> WORK ITEM:
Whichever lines of the entries hold the word "JSON" should be identified and copied.

(PROVIDED INFORMATION)

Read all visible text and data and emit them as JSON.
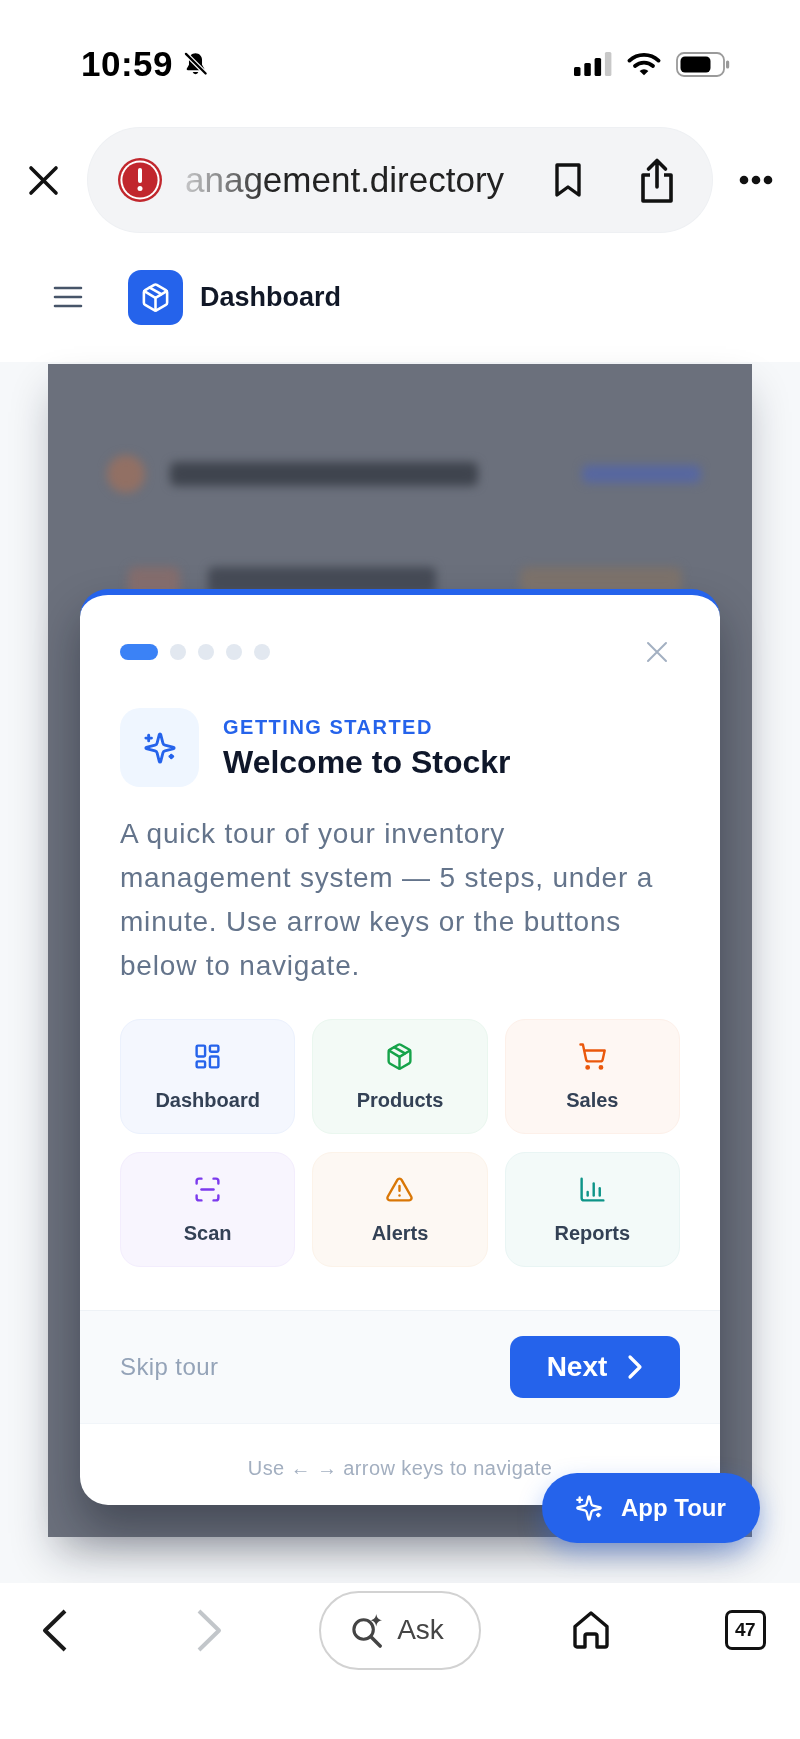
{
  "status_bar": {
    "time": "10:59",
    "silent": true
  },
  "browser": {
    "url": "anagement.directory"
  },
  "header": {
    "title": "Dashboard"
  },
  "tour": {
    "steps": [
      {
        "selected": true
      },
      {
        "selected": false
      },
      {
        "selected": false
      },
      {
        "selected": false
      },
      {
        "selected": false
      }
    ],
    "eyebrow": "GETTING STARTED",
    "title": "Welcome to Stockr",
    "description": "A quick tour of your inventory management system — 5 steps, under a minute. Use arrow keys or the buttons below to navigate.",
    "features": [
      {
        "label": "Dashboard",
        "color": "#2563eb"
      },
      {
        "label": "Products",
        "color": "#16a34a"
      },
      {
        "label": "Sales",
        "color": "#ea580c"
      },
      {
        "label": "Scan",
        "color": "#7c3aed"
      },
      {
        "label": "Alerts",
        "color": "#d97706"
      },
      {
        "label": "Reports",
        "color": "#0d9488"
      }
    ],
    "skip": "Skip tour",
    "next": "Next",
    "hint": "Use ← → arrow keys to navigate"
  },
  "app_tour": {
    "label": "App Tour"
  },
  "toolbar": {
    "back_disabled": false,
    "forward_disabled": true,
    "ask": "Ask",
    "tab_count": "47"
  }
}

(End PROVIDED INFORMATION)
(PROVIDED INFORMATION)

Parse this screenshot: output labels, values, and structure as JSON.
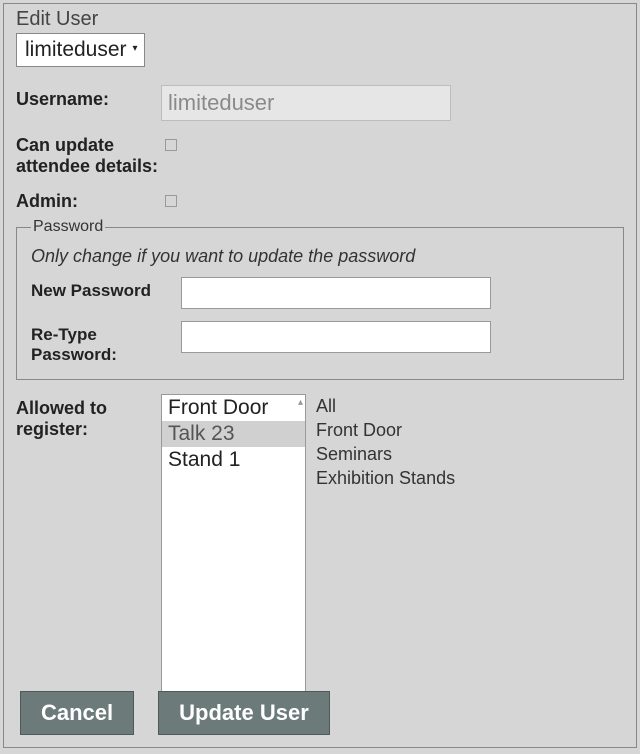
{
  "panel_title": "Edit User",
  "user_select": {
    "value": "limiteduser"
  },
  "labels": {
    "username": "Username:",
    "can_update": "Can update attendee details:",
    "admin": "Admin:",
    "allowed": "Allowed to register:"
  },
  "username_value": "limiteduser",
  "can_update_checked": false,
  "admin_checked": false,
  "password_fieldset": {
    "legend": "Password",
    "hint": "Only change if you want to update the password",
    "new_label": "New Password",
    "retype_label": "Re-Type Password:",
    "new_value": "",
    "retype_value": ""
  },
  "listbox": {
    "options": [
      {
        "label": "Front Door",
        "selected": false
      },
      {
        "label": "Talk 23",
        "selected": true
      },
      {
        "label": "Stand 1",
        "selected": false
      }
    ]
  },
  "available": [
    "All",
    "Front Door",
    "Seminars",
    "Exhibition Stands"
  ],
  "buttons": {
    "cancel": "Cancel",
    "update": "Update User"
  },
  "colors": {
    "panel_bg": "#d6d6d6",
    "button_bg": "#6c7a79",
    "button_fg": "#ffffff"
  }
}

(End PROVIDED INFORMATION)

> RESPONSE:
Read all visible text and data and emit them as JSON.
Parse this screenshot: output labels, values, and structure as JSON.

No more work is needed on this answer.